This approach is inevitably linked to the crucial question of performing forces. Here too McCreesh has been quite rigorous with the historical evidence in rejecting the larger ensembles still preferred by some interpreters (above all of Monteverdi's Vespers of 1610) in favour of the more intimate groupings that we can be sure Monteverdi knew. At the same time he has retained the essential contrast between solo and tutti sections which is such a feature of the style and which is quite explicitly invoked in Rigatti's music. Among the performers there is a feeling of common enterprise that is hard to describe, but which sets this record apart from so many others where the overall impression is of a sequence of unrelated pieces given in a disjointed series of separate performances. And, above all, there is some glorious singing and playing, so much so that it seems invidious to single out individual performers. Nevertheless, Charles Daniel's reading of Grandi's O intemerata is cleanly-focused and powerfully effective, the soprano soloists (who are often paired) are well-matched in their boyish purity of tone (while Susan Hemington Jones blossoms into an altogether more rhetorical mode in Grandi's O quam tu pulchra es), and the two falsettists, David Hurley and Timothy Wilson, sing with subtlety and delicacy without sacrificing intensity.

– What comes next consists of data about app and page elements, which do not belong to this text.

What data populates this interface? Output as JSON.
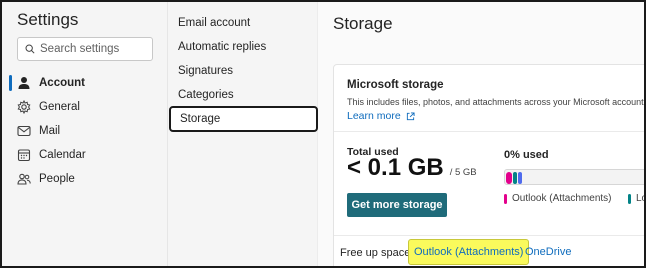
{
  "colors": {
    "accent": "#0f6cbd",
    "button": "#1f6b7a",
    "highlight": "#fafa5c",
    "outlook_attachments": "#e3008c",
    "other": "#4f6bed",
    "teal": "#038387"
  },
  "settings": {
    "title": "Settings",
    "search_placeholder": "Search settings"
  },
  "left_nav": {
    "items": [
      {
        "label": "Account",
        "icon": "person-icon"
      },
      {
        "label": "General",
        "icon": "gear-icon"
      },
      {
        "label": "Mail",
        "icon": "mail-icon"
      },
      {
        "label": "Calendar",
        "icon": "calendar-icon"
      },
      {
        "label": "People",
        "icon": "people-icon"
      }
    ],
    "selected_label": "Account"
  },
  "account_nav": {
    "items": [
      "Email account",
      "Automatic replies",
      "Signatures",
      "Categories",
      "Storage"
    ],
    "selected": "Storage"
  },
  "content": {
    "title": "Storage",
    "card": {
      "heading": "Microsoft storage",
      "description": "This includes files, photos, and attachments across your Microsoft account.",
      "learn_more": "Learn more",
      "total_label": "Total used",
      "total_value": "< 0.1 GB",
      "total_cap": "/ 5 GB",
      "percent_used_label": "0% used",
      "get_more_button": "Get more storage",
      "legend": [
        "Outlook (Attachments)",
        "Lo"
      ],
      "free_up_label": "Free up space",
      "free_up_links": [
        "Outlook (Attachments)",
        "OneDrive"
      ]
    }
  }
}
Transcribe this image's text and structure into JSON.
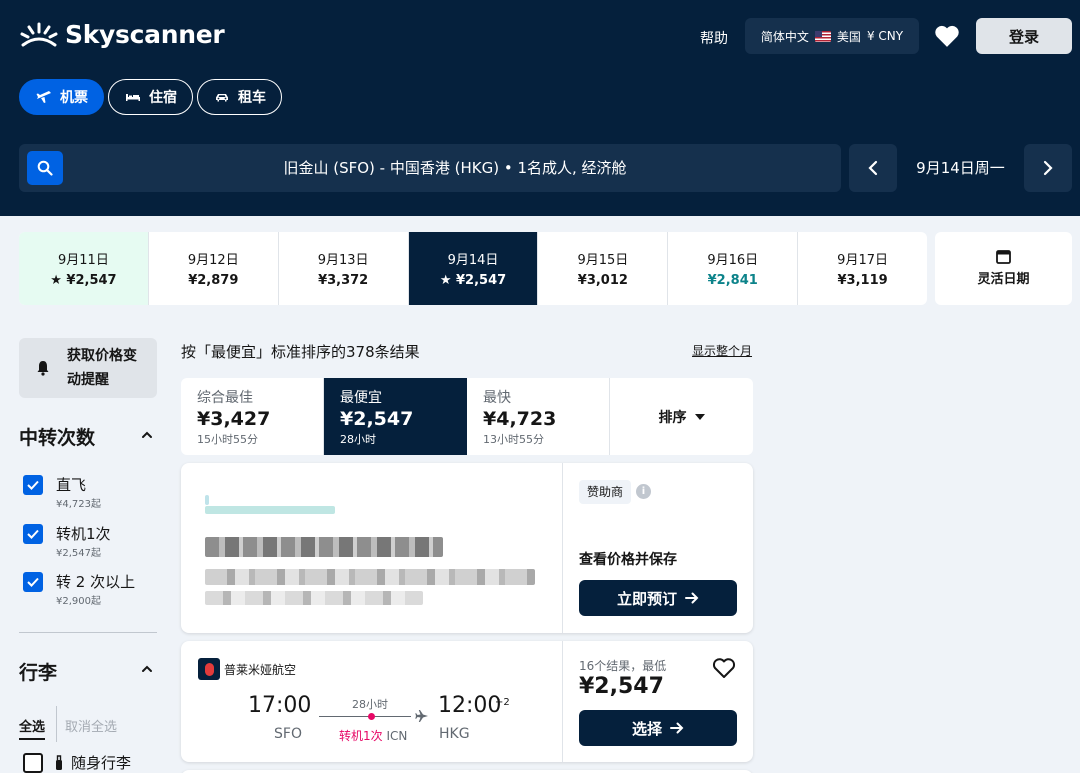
{
  "header": {
    "brand": "Skyscanner",
    "help": "帮助",
    "locale": {
      "language": "简体中文",
      "region": "美国",
      "currency": "¥ CNY"
    },
    "login": "登录",
    "nav": [
      {
        "label": "机票",
        "icon": "plane-icon",
        "active": true
      },
      {
        "label": "住宿",
        "icon": "bed-icon",
        "active": false
      },
      {
        "label": "租车",
        "icon": "car-icon",
        "active": false
      }
    ],
    "search": {
      "summary": "旧金山 (SFO) - 中国香港 (HKG) • 1名成人, 经济舱"
    },
    "current_date": "9月14日周一"
  },
  "date_strip": [
    {
      "date": "9月11日",
      "price": "★ ¥2,547"
    },
    {
      "date": "9月12日",
      "price": "¥2,879"
    },
    {
      "date": "9月13日",
      "price": "¥3,372"
    },
    {
      "date": "9月14日",
      "price": "★ ¥2,547"
    },
    {
      "date": "9月15日",
      "price": "¥3,012"
    },
    {
      "date": "9月16日",
      "price": "¥2,841"
    },
    {
      "date": "9月17日",
      "price": "¥3,119"
    }
  ],
  "flexible_dates": "灵活日期",
  "sidebar": {
    "price_alert": "获取价格变动提醒",
    "stops_title": "中转次数",
    "stops": [
      {
        "label": "直飞",
        "price": "¥4,723起",
        "checked": true
      },
      {
        "label": "转机1次",
        "price": "¥2,547起",
        "checked": true
      },
      {
        "label": "转 2 次以上",
        "price": "¥2,900起",
        "checked": true
      }
    ],
    "baggage_title": "行李",
    "select_all": "全选",
    "deselect_all": "取消全选",
    "carry_on": "随身行李"
  },
  "results": {
    "count_text": "按「最便宜」标准排序的378条结果",
    "month_link": "显示整个月",
    "sort_tabs": [
      {
        "label": "综合最佳",
        "price": "¥3,427",
        "duration": "15小时55分"
      },
      {
        "label": "最便宜",
        "price": "¥2,547",
        "duration": "28小时"
      },
      {
        "label": "最快",
        "price": "¥4,723",
        "duration": "13小时55分"
      }
    ],
    "sort_label": "排序"
  },
  "sponsored": {
    "badge": "赞助商",
    "info": "i",
    "prompt": "查看价格并保存",
    "button": "立即预订"
  },
  "flight": {
    "airline": "普莱米娅航空",
    "dep_time": "17:00",
    "dep_code": "SFO",
    "arr_time": "12:00",
    "plus_day": "+2",
    "arr_code": "HKG",
    "duration": "28小时",
    "stops": "转机1次",
    "via": "ICN",
    "result_count": "16个结果，最低",
    "price": "¥2,547",
    "button": "选择"
  },
  "colors": {
    "navy": "#05203c",
    "blue": "#0062e3",
    "cheap_bg": "#e6fbf2",
    "green_price": "#0c838a",
    "stop_pink": "#e70866"
  }
}
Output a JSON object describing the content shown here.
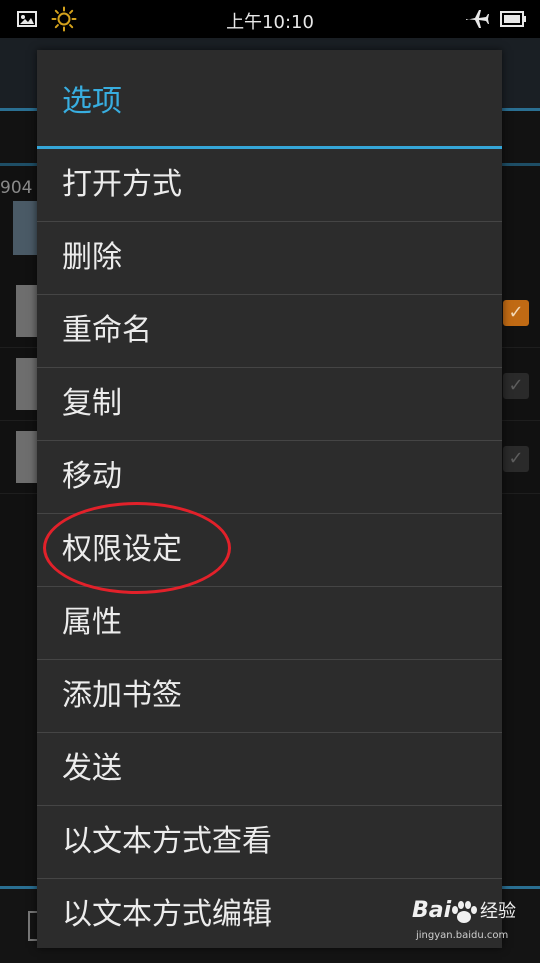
{
  "status_bar": {
    "time": "上午10:10",
    "icons": [
      "image-icon",
      "sun-icon",
      "airplane-icon",
      "battery-icon"
    ]
  },
  "background_app": {
    "path_text": "904",
    "rows": [
      {
        "checked": true
      },
      {
        "checked": false
      },
      {
        "checked": false
      }
    ],
    "accent_color": "#2a6f92"
  },
  "dialog": {
    "title": "选项",
    "title_color": "#38aee0",
    "items": [
      "打开方式",
      "删除",
      "重命名",
      "复制",
      "移动",
      "权限设定",
      "属性",
      "添加书签",
      "发送",
      "以文本方式查看",
      "以文本方式编辑"
    ]
  },
  "annotation": {
    "highlighted_item": "权限设定",
    "color": "#e2212a"
  },
  "watermark": {
    "brand": "Bai",
    "suffix": "经验",
    "url": "jingyan.baidu.com"
  }
}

There is some carefully thought-out and gracefully-shaped instrumental playing, and all the performers apply embellishments and passaggi with great naturalness and conviction. In short, this is an heroic achievement of the highest possible order.'